Read Matthew 1:1-25
The book of the genealogy of Jesus Christ, the son of David, the son of Abraham. Read More…
Meet Sister Roseanne Murphy
After Roseanne Murphy finished nurse's training to become an RN, she entered the Sisters of Notre Dame de Namur whom she knew from five years... Read More…
Every morning, millions of people recite the Canticle of Zechariah praising God for raising up for us a mighty Savior who will “save us from our enemies” which God had promised through His prophets.
Perhaps this year, we will be inclined to say that prayer with more fervor than ever as we face the terrors plaguing our world. The belief that we need Christ to save us from evil becomes more urgent whenever we read the morning paper and hear about the slaughter of Christians in Syria or Iraq or for that matter, the violence perpetrated on innocent people in our own country. Our faith is being tested to continue to believe that we can overcome evil with goodness and love. John the Baptist would be the first one to tell us to “repent” and “believe” as the Lord has told us when the Lord gave us the Beatitudes. We do well to reflect on the oath God made to Abraham to “set us free from the hand of our enemies, free to worship him without fear.”

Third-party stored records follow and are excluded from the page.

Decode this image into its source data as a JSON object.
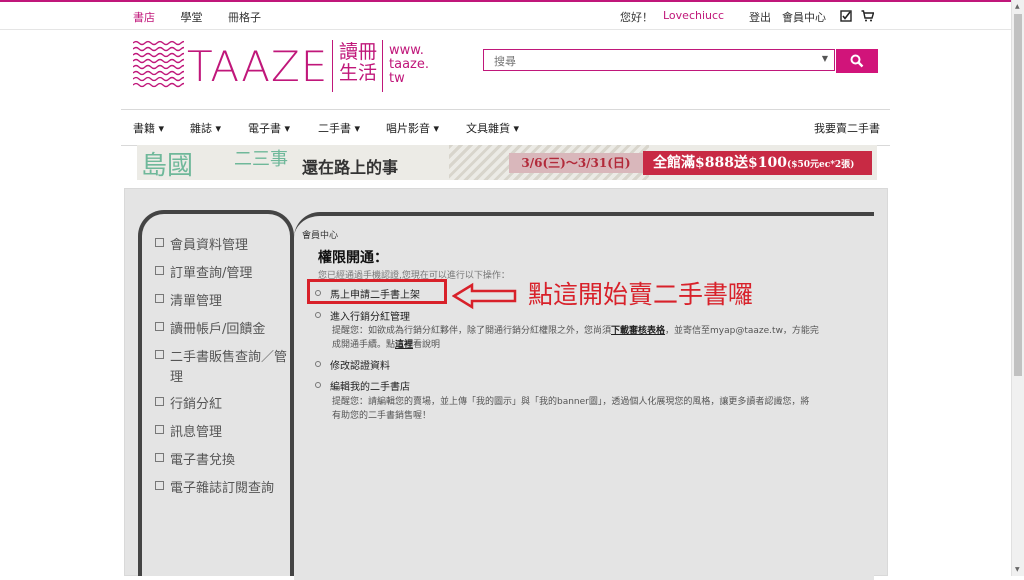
{
  "topbar": {
    "tabs": [
      "書店",
      "學堂",
      "冊格子"
    ],
    "greeting": "您好！",
    "username": "Lovechiucc",
    "logout": "登出",
    "member_center": "會員中心"
  },
  "logo": {
    "brand": "TAAZE",
    "chinese_line1": "讀冊",
    "chinese_line2": "生活",
    "site_line1": "www.",
    "site_line2": "taaze.",
    "site_line3": "tw"
  },
  "search": {
    "placeholder": "搜尋"
  },
  "nav": {
    "items": [
      "書籍",
      "雜誌",
      "電子書",
      "二手書",
      "唱片影音",
      "文具雜貨"
    ],
    "right_link": "我要賣二手書"
  },
  "banner": {
    "title_a": "島國",
    "title_b": "二三事",
    "title_c": "還在路上的事",
    "date_range": "3/6(三)～3/31(日)",
    "promo": "全館滿$888送$100",
    "promo_note": "($50元ec*2張)"
  },
  "sidebar": {
    "items": [
      "會員資料管理",
      "訂單查詢/管理",
      "清單管理",
      "讀冊帳戶/回饋金",
      "二手書販售查詢／管理",
      "行銷分紅",
      "訊息管理",
      "電子書兌換",
      "電子雜誌訂閱查詢"
    ]
  },
  "content": {
    "breadcrumb": "會員中心",
    "title": "權限開通：",
    "subtitle": "您已經通過手機認證,您現在可以進行以下操作：",
    "option1": "馬上申請二手書上架",
    "option2": "進入行銷分紅管理",
    "option2_note_a": "提醒您：如欲成為行銷分紅夥伴，除了開通行銷分紅權限之外，您尚須",
    "option2_note_link": "下載審核表格",
    "option2_note_b": "，並寄信至myap@taaze.tw，方能完",
    "option2_note_c": "成開通手續。點",
    "option2_note_link2": "這裡",
    "option2_note_d": "看說明",
    "option3": "修改認證資料",
    "option4": "編輯我的二手書店",
    "option4_note_a": "提醒您：請編輯您的賣場，並上傳「我的圖示」與「我的banner圖」，透過個人化展現您的風格，讓更多讀者認識您，將",
    "option4_note_b": "有助您的二手書銷售喔！"
  },
  "annotation": {
    "text": "點這開始賣二手書囉"
  },
  "colors": {
    "brand": "#c0177a",
    "annotation": "#d8212a"
  },
  "icons": [
    "checklist-icon",
    "cart-icon",
    "search-icon",
    "chevron-down-icon",
    "arrow-left-icon"
  ]
}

We, Sisters of Notre Dame de Namur, may be called upon to “sing the goodness of the Lord” that we find in the Responsorial psalm with a little more vigor, even in the midst of stories that make it difficult for some people to believe. We encourage others to do the same! We can earnestly plead with the “splendor of eternal light, sun of justice, to come and shine on those who dwell in darkness and in the shadow of death” which we find in the response to the reading from Samuel. We are being called upon to lead people caught in darkness into the light of Christ. This has always been our call, and seems to be more urgent and more compelling right now.
The prayers written for today’s liturgy were composed years ago, but it is not hard to think that someone might have inserted the Collect prayer to apply to us today when they wrote, “Come quickly, we pray, Lord Jesus, and do not delay, that those who trust in your compassion may find solace and relief in your coming.” Indeed, each Christmas we are reminded of the love God has for us by sending Jesus to us to save us from ourselves. And this year, especially, our need for our Savior is all too apparent. Christ brings us assurance of God’s love. This is the cause of our joy at his coming. It is with grateful hearts that we greet Jesus and raise our voices along with the shepherds and kings in praise of God.